PERTH councillors may be getting cold feet over a state and federal government plan to put an aquatic centre in the WACA.
Their nervousness over being left with a hefty running and maintenance bill comes as Vincent council ponders how to keep Beatty Park Leisure Centre in good repair and Bayswater council prepares to seek grants to keep Bayswater Waves afloat.
The pool plan was flagged in the $1.5 billion Perth City Deal, an infrastructure program meant to link local, state and federal governments in big projects such as building a uni campus in the city.
It involved a $100m overhaul of the WACA including a training facility and public gym.

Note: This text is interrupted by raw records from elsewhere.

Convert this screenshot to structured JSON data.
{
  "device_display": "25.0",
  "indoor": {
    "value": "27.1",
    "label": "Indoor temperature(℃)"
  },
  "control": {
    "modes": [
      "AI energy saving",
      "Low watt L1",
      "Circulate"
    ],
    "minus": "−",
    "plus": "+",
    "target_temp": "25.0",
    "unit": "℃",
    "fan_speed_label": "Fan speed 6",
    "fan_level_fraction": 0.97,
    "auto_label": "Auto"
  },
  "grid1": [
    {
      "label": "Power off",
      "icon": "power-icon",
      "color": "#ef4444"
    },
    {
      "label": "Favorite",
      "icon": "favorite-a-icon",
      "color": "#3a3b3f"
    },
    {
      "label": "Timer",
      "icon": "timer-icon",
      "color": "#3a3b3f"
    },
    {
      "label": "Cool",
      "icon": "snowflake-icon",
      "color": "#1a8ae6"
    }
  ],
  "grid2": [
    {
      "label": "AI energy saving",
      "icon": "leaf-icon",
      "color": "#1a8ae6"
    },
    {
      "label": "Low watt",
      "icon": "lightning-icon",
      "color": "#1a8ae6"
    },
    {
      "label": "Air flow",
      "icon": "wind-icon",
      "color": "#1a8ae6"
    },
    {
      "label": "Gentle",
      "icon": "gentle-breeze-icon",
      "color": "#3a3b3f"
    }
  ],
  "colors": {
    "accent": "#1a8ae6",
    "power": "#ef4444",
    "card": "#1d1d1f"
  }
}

In September last year the plan was supported by state-appointed commissioners running the City of Perth in lieu of suspended councillors.
They believed it would provide a facility for residents and bring in others and endorsed a $25m contribution, while the state and feds both pledged $30m. The WACA would put in $10m, and Cricket Australia $4m.
A feasibility report concluded fun water play elements like slides would bring in paying customers, with centres like Cockburn Arc turning into moneymakers.
But now Perth councillors have a second study and lord mayor Basil Zempilas is demurring over the maintenance bill and the current design.
On January 30 he told The West Australian (his employer) he’d like to see a pool in Perth “but not at any cost, it has to be a good pool and a good financial model.
“Right now it is neither. It’s a six-lane pool wedged between a light tower and the last row of seats at the cricket ‚Äì with no shade.”
The council report put the yearly maintenance bill at $1.4m.
Premier Mark McGowan’s urged the council to see the deal through.
Perth state Labor MP John Carey tells us the design’s not final and he’s hoping the council ends up happy and dives back in.
“This is a once in a lifetime opportunity for the city to get a public swimming pool, [and] also other aquatic facilities, in particular slides.”
He said the first report was done by the Pash Group, which ran the numbers ahead of Cockburn council building its Arc. That was so successful the council had to later expand it and it’s now a nice earner.
“We need to build amenities for residents, like playgrounds, skateparks, dog parks, senior facilities, youth facilities,” Mr Carey said.
“The state government doesn’t accept the claim by the City of Perth that it would cost $1.4m a year.”
While he thinks this one will be profitable, he said “if the argument is the city should only run services that make a profit or are cost neutral, then on that basis they’d have to shut the library down.
“The library cost $60m to build and according to the last budget report, library services cost $5.8m each year.
“The reality is local governments run public services for residents and they do subsidise them,” Mr Carey said.
The councillors have yet to formally vote on a position.
Mr Carey says apart from this issue “I’ve been having a really good relationship with the lord mayor and council”.
He gave them props for the annual event schedule they’ve come up with and for adopting the “City of Neighbourhoods” approach, seeing the area as distinct neighbourhoods with different needs and not just a CBD with forgotten wings.